What was it like working with the real-life Virginia and portraying that character on-screen as accurately as possible?
When I first met her, I was intimidated because we actually met at Congress, and there were congressmen coming up to her. She took us and showed us around all the real places where she marched with her parents. We then visited her real house, where she lived in neighborhoods and all of that. From there, it really just became trying to get to know her as a person and to try and make sure that Virginia felt like her and the movie would honor her journey.
“…I was intimidated because we actually met at Congress…”
Now you have Uzo Aduba as Virginia and Niles Fitch from This is Us, he plays her son. How did you pull out the great performances from the two of them?
They are just so incredibly talented right out of the gate. Uzo just has that same charisma that Virginia has—that warmth and generous spirit. It really came down to us just talking about where she is in the journey, where she is in her own arc, and just takes it and runs with it. For Niles, they say 90 percent of directing is casting. That is definitely true. It is not an underestimation in this case. Niles just brought a different quality than what was on the page. There was just something extra about him, something special. He just has a certain old-soul quality, a little bit of a sadness, and a little bit of big empathetic quality. It was just always talking about character and talking about where they were in their life and then letting them go with it.
Now how did you find them in the casting process? How did you land on the two of them and maybe some of the other principal actors?
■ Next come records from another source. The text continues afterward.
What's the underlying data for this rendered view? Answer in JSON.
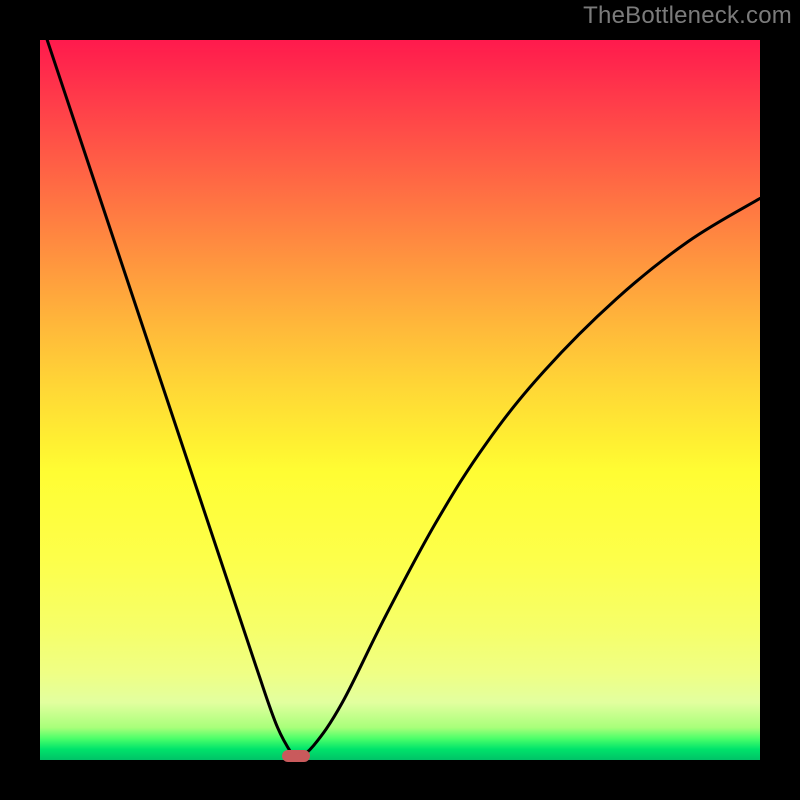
{
  "watermark": "TheBottleneck.com",
  "chart_data": {
    "type": "line",
    "title": "",
    "xlabel": "",
    "ylabel": "",
    "xlim": [
      0,
      1
    ],
    "ylim": [
      0,
      1
    ],
    "legend": false,
    "axes_visible": false,
    "grid": false,
    "background": "rainbow vertical gradient red (top) to green (bottom)",
    "series": [
      {
        "name": "bottleneck-curve",
        "comment": "V-shaped cusp curve; minimum at x≈0.355 y≈0; values are fractions of plot width/height (0 bottom-left)",
        "x": [
          0.0,
          0.05,
          0.1,
          0.15,
          0.2,
          0.25,
          0.3,
          0.33,
          0.355,
          0.38,
          0.42,
          0.48,
          0.55,
          0.62,
          0.7,
          0.8,
          0.9,
          1.0
        ],
        "y": [
          1.03,
          0.88,
          0.73,
          0.58,
          0.43,
          0.28,
          0.13,
          0.045,
          0.0,
          0.02,
          0.08,
          0.2,
          0.33,
          0.44,
          0.54,
          0.64,
          0.72,
          0.78
        ]
      }
    ],
    "marker": {
      "x": 0.355,
      "y": 0.005,
      "color": "#c95a5c",
      "shape": "rounded-rect"
    }
  },
  "colors": {
    "frame": "#000000",
    "curve": "#000000",
    "marker": "#c95a5c",
    "watermark": "#7b7b7b"
  }
}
Uzo was our first hire. She was someone we sought, when we didn’t even have a casting director or anything yet. We just thought she had something special. She was new and exciting, even though she’s won two Emmys for her role in Orange Is the New Black, that’s really where everyone knew her from, from that specific character that would bring something fresh and new to the project. We sent her the script. She liked it, then she and I had a phone conversation. We both thought we were really on the same page with what we wanted the movie to be, and then she jumped on board. By that point, we were doing the traditional casting process. Niles was someone we were excited to see. We first saw everyone via tape and then brought them in. There was just something about him. To make the final decision on it, we did a little improv in the rehearsal space. We also saw him work with Nadji Jeter, who plays Bonz. Nadji read with a few other people because we knew early on that we wanted him. It’s their interaction. They play off each other. They are so different that they bring a nice energy together. It was seeing how the people will adapt in the little world we’re going to create.